> **Activity**
Retype every record below exactly as it is written.

> **Dataset extract**
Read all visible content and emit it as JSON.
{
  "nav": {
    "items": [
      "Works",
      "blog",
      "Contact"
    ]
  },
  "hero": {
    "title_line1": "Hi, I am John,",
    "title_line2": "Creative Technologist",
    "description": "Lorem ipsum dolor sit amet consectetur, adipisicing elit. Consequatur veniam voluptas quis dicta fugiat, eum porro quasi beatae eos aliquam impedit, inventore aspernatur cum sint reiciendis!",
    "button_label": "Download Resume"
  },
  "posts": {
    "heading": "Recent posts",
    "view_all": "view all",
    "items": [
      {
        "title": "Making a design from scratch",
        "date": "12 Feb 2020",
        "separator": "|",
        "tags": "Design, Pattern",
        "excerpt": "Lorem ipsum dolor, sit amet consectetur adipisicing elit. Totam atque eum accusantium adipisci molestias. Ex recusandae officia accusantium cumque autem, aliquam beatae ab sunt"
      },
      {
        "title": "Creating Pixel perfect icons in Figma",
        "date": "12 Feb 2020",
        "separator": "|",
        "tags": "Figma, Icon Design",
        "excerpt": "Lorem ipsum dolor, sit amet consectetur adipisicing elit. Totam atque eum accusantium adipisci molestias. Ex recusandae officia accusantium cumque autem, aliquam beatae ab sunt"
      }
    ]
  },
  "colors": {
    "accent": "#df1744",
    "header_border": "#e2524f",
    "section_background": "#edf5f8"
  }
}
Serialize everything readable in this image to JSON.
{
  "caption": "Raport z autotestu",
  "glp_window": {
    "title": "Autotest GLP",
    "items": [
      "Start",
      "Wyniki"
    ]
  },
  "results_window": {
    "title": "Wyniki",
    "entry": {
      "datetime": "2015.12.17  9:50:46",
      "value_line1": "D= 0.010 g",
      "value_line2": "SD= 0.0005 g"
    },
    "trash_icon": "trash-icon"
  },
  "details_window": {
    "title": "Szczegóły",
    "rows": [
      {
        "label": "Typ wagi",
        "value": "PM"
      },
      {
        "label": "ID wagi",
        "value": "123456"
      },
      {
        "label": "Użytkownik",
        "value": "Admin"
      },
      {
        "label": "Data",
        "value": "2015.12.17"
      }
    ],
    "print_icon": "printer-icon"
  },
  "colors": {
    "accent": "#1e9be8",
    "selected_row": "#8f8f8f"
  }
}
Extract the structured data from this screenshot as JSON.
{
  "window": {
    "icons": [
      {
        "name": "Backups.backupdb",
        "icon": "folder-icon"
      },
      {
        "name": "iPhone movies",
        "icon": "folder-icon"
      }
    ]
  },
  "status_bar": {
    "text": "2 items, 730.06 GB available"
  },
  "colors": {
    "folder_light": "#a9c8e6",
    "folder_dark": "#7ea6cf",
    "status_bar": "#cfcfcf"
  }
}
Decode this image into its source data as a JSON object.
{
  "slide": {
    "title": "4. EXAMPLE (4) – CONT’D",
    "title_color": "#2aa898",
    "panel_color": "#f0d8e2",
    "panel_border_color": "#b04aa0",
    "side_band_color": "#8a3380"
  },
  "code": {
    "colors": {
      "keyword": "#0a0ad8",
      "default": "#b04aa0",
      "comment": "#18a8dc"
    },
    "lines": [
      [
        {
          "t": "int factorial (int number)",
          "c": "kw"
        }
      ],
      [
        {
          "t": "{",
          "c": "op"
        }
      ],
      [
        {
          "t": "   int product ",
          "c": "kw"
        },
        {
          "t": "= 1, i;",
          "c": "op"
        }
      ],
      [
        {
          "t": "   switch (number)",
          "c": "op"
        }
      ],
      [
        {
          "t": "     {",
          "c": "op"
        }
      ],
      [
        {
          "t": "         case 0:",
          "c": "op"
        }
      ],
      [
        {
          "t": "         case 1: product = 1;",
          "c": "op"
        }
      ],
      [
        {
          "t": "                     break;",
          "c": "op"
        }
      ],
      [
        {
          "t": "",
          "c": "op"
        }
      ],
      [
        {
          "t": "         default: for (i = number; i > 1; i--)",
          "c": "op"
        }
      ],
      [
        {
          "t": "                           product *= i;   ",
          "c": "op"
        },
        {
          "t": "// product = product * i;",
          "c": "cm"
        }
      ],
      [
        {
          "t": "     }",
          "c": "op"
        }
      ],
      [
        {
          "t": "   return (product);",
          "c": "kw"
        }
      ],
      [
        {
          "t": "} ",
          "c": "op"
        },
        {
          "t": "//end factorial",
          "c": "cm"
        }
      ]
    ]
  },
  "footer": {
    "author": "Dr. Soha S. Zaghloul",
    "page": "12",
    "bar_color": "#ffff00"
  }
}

> **Problem solution**
Read all visible content and emit it as JSON.
{
  "nav": {
    "items": [
      "Works",
      "blog",
      "Contact"
    ]
  },
  "hero": {
    "title_line1": "Hi, I am John,",
    "title_line2": "Creative Technologist",
    "description": "Lorem ipsum dolor sit amet consectetur, adipisicing elit. Consequatur veniam voluptas quis dicta fugiat, eum porro quasi beatae eos aliquam impedit, inventore aspernatur cum sint reiciendis!",
    "button_label": "Download Resume"
  },
  "posts": {
    "heading": "Recent posts",
    "view_all": "view all",
    "items": [
      {
        "title": "Making a design from scratch",
        "date": "12 Feb 2020",
        "separator": "|",
        "tags": "Design, Pattern",
        "excerpt": "Lorem ipsum dolor, sit amet consectetur adipisicing elit. Totam atque eum accusantium adipisci molestias. Ex recusandae officia accusantium cumque autem, aliquam beatae ab sunt"
      },
      {
        "title": "Creating Pixel perfect icons in Figma",
        "date": "12 Feb 2020",
        "separator": "|",
        "tags": "Figma, Icon Design",
        "excerpt": "Lorem ipsum dolor, sit amet consectetur adipisicing elit. Totam atque eum accusantium adipisci molestias. Ex recusandae officia accusantium cumque autem, aliquam beatae ab sunt"
      }
    ]
  },
  "colors": {
    "accent": "#df1744",
    "header_border": "#e2524f",
    "section_background": "#edf5f8"
  }
}
Serialize everything readable in this image to JSON.
{
  "caption": "Raport z autotestu",
  "glp_window": {
    "title": "Autotest GLP",
    "items": [
      "Start",
      "Wyniki"
    ]
  },
  "results_window": {
    "title": "Wyniki",
    "entry": {
      "datetime": "2015.12.17  9:50:46",
      "value_line1": "D= 0.010 g",
      "value_line2": "SD= 0.0005 g"
    },
    "trash_icon": "trash-icon"
  },
  "details_window": {
    "title": "Szczegóły",
    "rows": [
      {
        "label": "Typ wagi",
        "value": "PM"
      },
      {
        "label": "ID wagi",
        "value": "123456"
      },
      {
        "label": "Użytkownik",
        "value": "Admin"
      },
      {
        "label": "Data",
        "value": "2015.12.17"
      }
    ],
    "print_icon": "printer-icon"
  },
  "colors": {
    "accent": "#1e9be8",
    "selected_row": "#8f8f8f"
  }
}
Extract the structured data from this screenshot as JSON.
{
  "window": {
    "icons": [
      {
        "name": "Backups.backupdb",
        "icon": "folder-icon"
      },
      {
        "name": "iPhone movies",
        "icon": "folder-icon"
      }
    ]
  },
  "status_bar": {
    "text": "2 items, 730.06 GB available"
  },
  "colors": {
    "folder_light": "#a9c8e6",
    "folder_dark": "#7ea6cf",
    "status_bar": "#cfcfcf"
  }
}
Decode this image into its source data as a JSON object.
{
  "slide": {
    "title": "4. EXAMPLE (4) – CONT’D",
    "title_color": "#2aa898",
    "panel_color": "#f0d8e2",
    "panel_border_color": "#b04aa0",
    "side_band_color": "#8a3380"
  },
  "code": {
    "colors": {
      "keyword": "#0a0ad8",
      "default": "#b04aa0",
      "comment": "#18a8dc"
    },
    "lines": [
      [
        {
          "t": "int factorial (int number)",
          "c": "kw"
        }
      ],
      [
        {
          "t": "{",
          "c": "op"
        }
      ],
      [
        {
          "t": "   int product ",
          "c": "kw"
        },
        {
          "t": "= 1, i;",
          "c": "op"
        }
      ],
      [
        {
          "t": "   switch (number)",
          "c": "op"
        }
      ],
      [
        {
          "t": "     {",
          "c": "op"
        }
      ],
      [
        {
          "t": "         case 0:",
          "c": "op"
        }
      ],
      [
        {
          "t": "         case 1: product = 1;",
          "c": "op"
        }
      ],
      [
        {
          "t": "                     break;",
          "c": "op"
        }
      ],
      [
        {
          "t": "",
          "c": "op"
        }
      ],
      [
        {
          "t": "         default: for (i = number; i > 1; i--)",
          "c": "op"
        }
      ],
      [
        {
          "t": "                           product *= i;   ",
          "c": "op"
        },
        {
          "t": "// product = product * i;",
          "c": "cm"
        }
      ],
      [
        {
          "t": "     }",
          "c": "op"
        }
      ],
      [
        {
          "t": "   return (product);",
          "c": "kw"
        }
      ],
      [
        {
          "t": "} ",
          "c": "op"
        },
        {
          "t": "//end factorial",
          "c": "cm"
        }
      ]
    ]
  },
  "footer": {
    "author": "Dr. Soha S. Zaghloul",
    "page": "12",
    "bar_color": "#ffff00"
  }
}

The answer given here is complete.